_AIM OF THE TASK_
Whichever lines of the entries hold the word "title" should be identified and copied.

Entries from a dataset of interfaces

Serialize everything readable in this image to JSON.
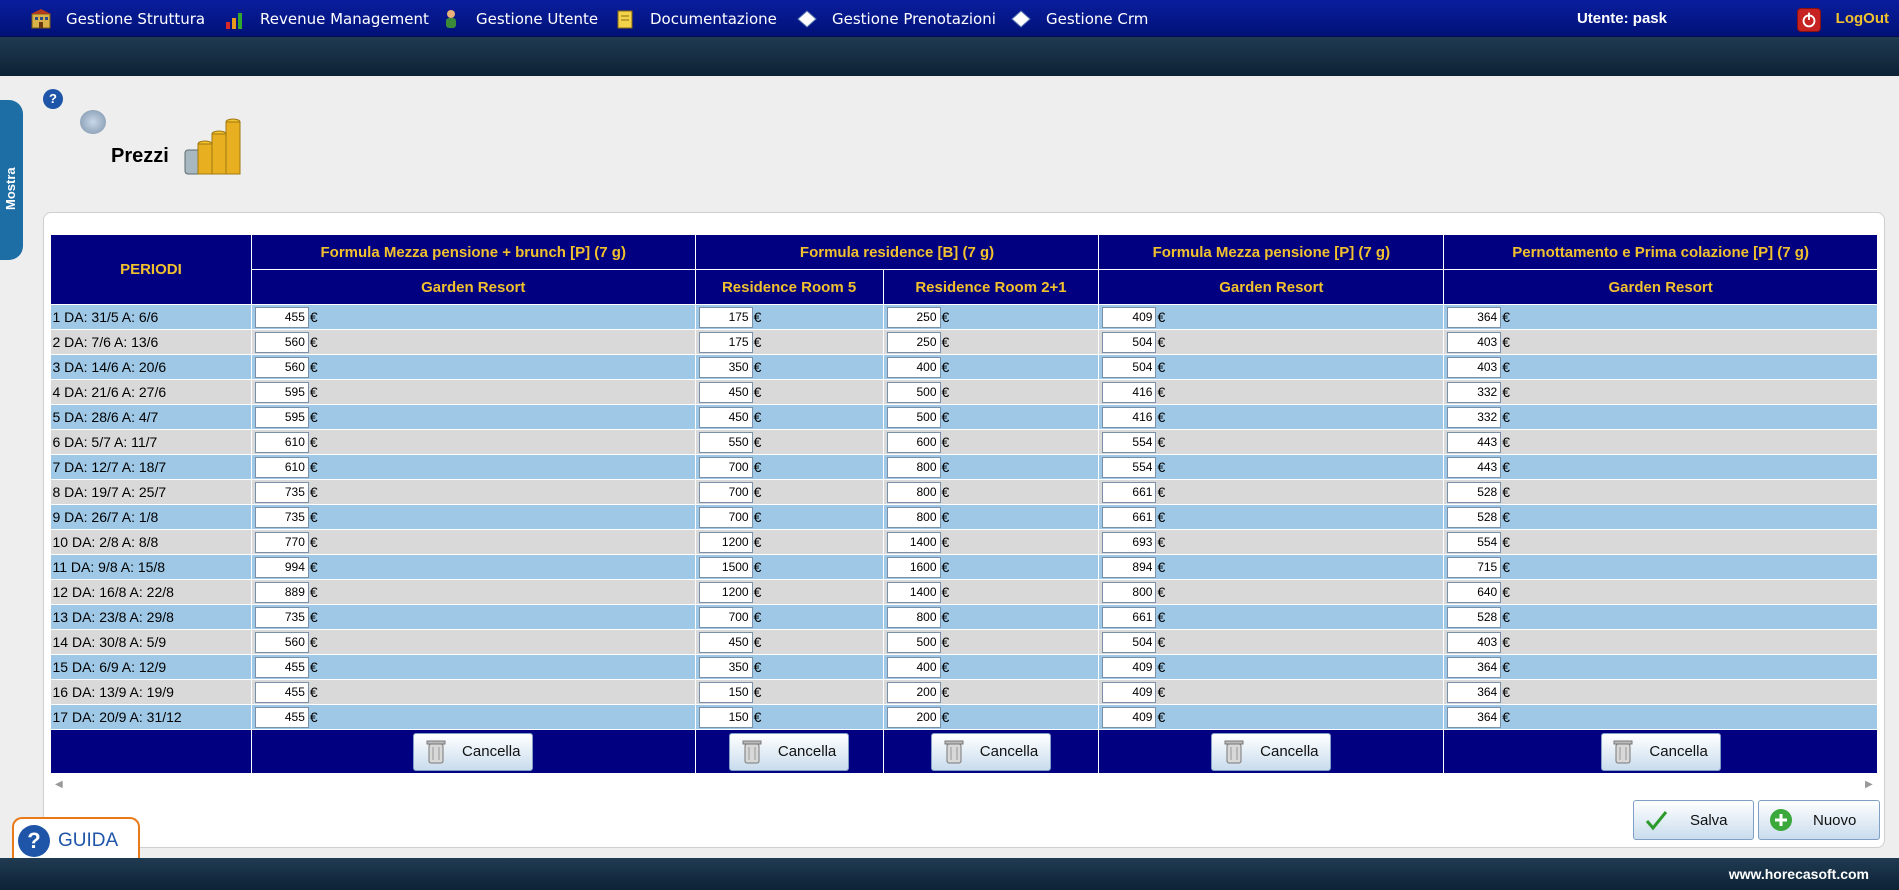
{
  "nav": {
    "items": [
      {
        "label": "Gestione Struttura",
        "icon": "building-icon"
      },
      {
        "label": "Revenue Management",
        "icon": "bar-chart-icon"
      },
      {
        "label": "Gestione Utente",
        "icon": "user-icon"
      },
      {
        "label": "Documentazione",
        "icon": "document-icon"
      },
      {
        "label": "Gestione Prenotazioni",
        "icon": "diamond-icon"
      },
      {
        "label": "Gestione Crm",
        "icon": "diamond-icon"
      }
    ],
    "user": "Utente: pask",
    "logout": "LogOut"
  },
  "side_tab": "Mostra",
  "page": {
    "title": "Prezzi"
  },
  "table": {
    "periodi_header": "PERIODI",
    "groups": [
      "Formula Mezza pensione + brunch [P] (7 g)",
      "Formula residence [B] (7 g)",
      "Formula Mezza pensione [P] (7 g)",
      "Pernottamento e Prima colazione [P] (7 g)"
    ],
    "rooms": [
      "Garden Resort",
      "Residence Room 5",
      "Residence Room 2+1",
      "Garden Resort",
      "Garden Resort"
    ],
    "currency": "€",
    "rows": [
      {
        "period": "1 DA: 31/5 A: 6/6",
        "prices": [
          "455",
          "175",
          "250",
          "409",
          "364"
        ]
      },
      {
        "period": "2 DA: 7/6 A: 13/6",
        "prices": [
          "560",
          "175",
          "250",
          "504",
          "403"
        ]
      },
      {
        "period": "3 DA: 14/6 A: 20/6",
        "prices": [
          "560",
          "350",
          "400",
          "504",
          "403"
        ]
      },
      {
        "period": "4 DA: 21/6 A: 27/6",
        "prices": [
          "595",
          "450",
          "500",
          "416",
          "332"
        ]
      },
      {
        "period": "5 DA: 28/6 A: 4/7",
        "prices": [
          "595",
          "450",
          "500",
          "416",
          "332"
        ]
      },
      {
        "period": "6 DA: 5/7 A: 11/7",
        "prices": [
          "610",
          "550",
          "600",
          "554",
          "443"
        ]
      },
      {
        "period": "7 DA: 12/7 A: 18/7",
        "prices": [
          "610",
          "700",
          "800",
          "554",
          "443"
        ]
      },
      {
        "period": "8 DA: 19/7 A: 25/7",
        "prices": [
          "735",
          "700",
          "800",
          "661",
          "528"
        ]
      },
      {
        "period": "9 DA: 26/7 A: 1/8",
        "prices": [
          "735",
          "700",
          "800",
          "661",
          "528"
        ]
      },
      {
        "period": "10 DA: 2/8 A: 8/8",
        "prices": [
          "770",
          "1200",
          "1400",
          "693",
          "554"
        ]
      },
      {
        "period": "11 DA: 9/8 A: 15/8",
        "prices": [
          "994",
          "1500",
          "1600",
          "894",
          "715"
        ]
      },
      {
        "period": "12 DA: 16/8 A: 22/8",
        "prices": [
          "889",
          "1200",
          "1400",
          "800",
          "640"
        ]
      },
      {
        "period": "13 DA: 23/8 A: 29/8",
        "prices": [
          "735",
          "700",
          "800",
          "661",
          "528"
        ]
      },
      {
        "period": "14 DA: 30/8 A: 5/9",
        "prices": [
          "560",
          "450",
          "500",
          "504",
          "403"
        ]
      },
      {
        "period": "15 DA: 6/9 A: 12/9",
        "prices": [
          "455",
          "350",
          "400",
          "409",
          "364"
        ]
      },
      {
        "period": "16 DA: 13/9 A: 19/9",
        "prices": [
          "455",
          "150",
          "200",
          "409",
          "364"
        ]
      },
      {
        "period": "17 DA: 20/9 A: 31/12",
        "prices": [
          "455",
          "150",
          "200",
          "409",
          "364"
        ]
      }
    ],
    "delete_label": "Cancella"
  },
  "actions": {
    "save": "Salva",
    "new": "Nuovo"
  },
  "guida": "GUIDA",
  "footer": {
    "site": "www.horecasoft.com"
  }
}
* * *
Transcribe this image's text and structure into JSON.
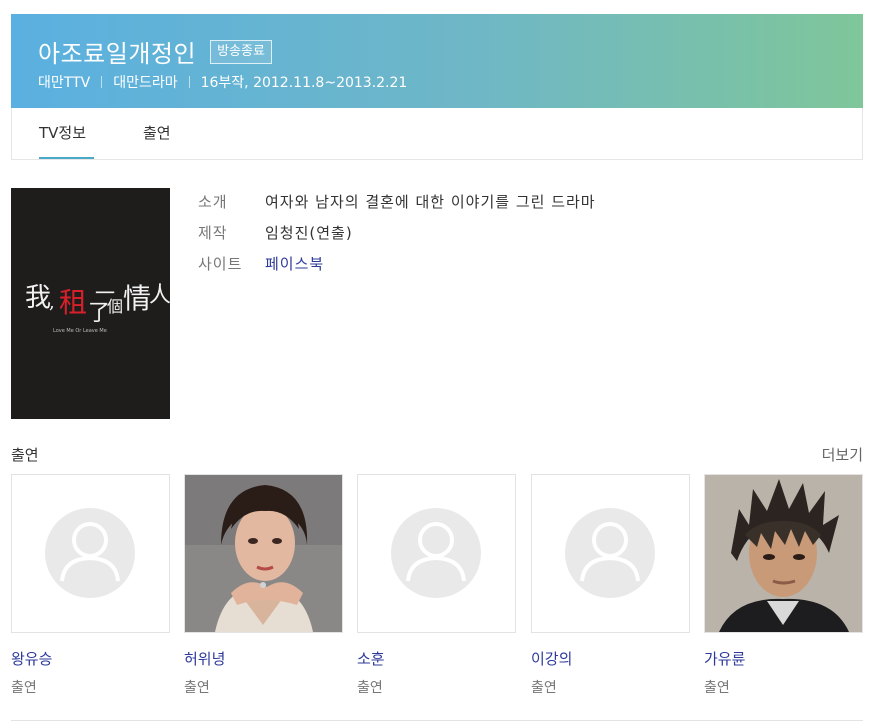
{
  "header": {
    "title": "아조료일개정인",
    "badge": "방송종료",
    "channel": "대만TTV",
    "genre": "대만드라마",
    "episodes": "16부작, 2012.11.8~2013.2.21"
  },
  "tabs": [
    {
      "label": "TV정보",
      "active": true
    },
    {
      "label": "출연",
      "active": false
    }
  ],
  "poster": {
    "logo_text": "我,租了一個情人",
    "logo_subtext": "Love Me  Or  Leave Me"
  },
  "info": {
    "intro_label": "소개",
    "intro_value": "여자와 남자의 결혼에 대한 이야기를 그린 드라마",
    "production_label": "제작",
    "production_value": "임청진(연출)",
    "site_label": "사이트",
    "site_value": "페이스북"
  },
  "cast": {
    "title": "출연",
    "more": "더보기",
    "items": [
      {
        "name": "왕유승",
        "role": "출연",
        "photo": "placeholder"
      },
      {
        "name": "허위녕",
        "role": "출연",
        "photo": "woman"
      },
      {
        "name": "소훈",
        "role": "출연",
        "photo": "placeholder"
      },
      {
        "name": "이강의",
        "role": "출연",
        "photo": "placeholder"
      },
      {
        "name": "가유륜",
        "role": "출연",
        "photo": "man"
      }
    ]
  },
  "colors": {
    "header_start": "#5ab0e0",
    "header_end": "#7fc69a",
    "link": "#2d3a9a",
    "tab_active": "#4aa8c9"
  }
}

_RESULT OF THE TASK_
    "title": "Prezzi"
    "title": "아조료일개정인",
    "title": "출연",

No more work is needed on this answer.